[Dataset rows describing interfaces]

###

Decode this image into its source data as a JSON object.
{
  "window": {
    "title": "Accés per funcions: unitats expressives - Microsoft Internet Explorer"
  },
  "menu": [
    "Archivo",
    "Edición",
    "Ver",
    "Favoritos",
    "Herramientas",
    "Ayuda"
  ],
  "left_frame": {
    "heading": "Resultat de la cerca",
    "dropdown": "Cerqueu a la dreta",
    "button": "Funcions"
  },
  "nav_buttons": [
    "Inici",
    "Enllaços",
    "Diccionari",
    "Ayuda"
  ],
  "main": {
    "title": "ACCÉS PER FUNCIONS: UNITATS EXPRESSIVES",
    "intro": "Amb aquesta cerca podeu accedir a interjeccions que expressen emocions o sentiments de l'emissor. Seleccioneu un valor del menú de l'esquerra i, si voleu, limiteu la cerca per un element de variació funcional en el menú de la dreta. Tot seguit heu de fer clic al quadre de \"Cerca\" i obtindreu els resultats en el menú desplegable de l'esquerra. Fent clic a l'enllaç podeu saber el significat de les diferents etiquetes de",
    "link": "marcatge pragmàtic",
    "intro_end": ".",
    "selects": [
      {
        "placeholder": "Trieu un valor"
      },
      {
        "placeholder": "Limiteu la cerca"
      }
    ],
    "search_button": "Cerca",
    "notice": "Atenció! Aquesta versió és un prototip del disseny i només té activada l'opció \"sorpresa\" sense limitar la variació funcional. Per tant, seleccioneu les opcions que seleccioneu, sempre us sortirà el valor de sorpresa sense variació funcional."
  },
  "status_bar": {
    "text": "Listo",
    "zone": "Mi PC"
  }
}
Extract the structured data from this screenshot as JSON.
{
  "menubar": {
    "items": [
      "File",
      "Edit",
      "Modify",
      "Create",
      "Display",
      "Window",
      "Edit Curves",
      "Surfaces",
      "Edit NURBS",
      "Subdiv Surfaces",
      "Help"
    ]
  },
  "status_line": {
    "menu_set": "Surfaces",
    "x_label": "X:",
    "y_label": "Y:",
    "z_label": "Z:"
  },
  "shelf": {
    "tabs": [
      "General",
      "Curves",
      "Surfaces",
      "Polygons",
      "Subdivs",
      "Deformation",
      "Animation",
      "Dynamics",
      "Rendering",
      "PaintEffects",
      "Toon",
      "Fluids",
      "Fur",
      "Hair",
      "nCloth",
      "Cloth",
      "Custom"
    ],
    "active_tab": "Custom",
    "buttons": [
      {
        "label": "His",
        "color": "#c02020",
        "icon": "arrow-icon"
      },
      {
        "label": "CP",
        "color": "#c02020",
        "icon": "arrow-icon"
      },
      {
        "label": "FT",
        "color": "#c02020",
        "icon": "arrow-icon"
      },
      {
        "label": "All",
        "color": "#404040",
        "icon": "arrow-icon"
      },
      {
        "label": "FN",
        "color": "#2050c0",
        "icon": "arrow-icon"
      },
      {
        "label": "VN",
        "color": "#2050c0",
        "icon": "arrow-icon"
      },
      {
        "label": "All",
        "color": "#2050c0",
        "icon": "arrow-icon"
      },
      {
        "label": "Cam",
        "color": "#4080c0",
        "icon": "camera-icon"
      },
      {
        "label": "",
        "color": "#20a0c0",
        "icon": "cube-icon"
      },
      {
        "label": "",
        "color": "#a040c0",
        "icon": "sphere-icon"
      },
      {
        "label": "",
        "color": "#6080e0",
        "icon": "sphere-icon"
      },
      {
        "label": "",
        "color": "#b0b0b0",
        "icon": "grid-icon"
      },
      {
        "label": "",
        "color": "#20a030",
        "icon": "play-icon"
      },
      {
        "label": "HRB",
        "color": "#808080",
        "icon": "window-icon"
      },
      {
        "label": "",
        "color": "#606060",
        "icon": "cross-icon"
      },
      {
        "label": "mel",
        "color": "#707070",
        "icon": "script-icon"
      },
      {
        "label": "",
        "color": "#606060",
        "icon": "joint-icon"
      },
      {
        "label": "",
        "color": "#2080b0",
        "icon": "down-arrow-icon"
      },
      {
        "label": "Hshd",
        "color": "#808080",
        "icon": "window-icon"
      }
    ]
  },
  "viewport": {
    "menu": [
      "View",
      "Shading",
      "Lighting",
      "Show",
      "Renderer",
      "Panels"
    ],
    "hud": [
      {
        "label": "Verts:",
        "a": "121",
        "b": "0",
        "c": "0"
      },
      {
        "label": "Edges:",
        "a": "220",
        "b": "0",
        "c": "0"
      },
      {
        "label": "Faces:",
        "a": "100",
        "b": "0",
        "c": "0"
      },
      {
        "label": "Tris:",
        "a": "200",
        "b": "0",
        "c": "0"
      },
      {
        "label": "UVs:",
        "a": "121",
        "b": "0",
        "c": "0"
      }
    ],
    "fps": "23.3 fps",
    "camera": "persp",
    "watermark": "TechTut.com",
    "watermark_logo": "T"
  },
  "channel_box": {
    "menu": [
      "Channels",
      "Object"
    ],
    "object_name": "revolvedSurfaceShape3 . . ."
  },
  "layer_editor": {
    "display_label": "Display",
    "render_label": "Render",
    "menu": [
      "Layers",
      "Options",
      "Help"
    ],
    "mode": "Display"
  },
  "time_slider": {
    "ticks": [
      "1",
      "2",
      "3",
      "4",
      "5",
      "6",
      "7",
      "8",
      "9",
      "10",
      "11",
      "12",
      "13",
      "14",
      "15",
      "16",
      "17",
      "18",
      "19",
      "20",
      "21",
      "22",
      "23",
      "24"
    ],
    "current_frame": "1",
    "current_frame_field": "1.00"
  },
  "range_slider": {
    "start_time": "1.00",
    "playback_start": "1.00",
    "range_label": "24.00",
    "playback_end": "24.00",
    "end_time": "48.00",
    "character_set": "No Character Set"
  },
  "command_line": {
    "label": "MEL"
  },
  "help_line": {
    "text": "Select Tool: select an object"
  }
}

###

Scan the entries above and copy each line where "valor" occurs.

    "intro": "Amb aquesta cerca podeu accedir a interjeccions que expressen emocions o sentiments de l'emissor. Seleccioneu un valor del menú de l'esquerra i, si voleu, limiteu la cerca per un element de variació funcional en el menú de la dreta. Tot seguit heu de fer clic al quadre de \"Cerca\" i obtindreu els resultats en el menú desplegable de l'esquerra. Fent clic a l'enllaç podeu saber el significat de les diferents etiquetes de",
        "placeholder": "Trieu un valor"
    "notice": "Atenció! Aquesta versió és un prototip del disseny i només té activada l'opció \"sorpresa\" sense limitar la variació funcional. Per tant, seleccioneu les opcions que seleccioneu, sempre us sortirà el valor de sorpresa sense variació funcional."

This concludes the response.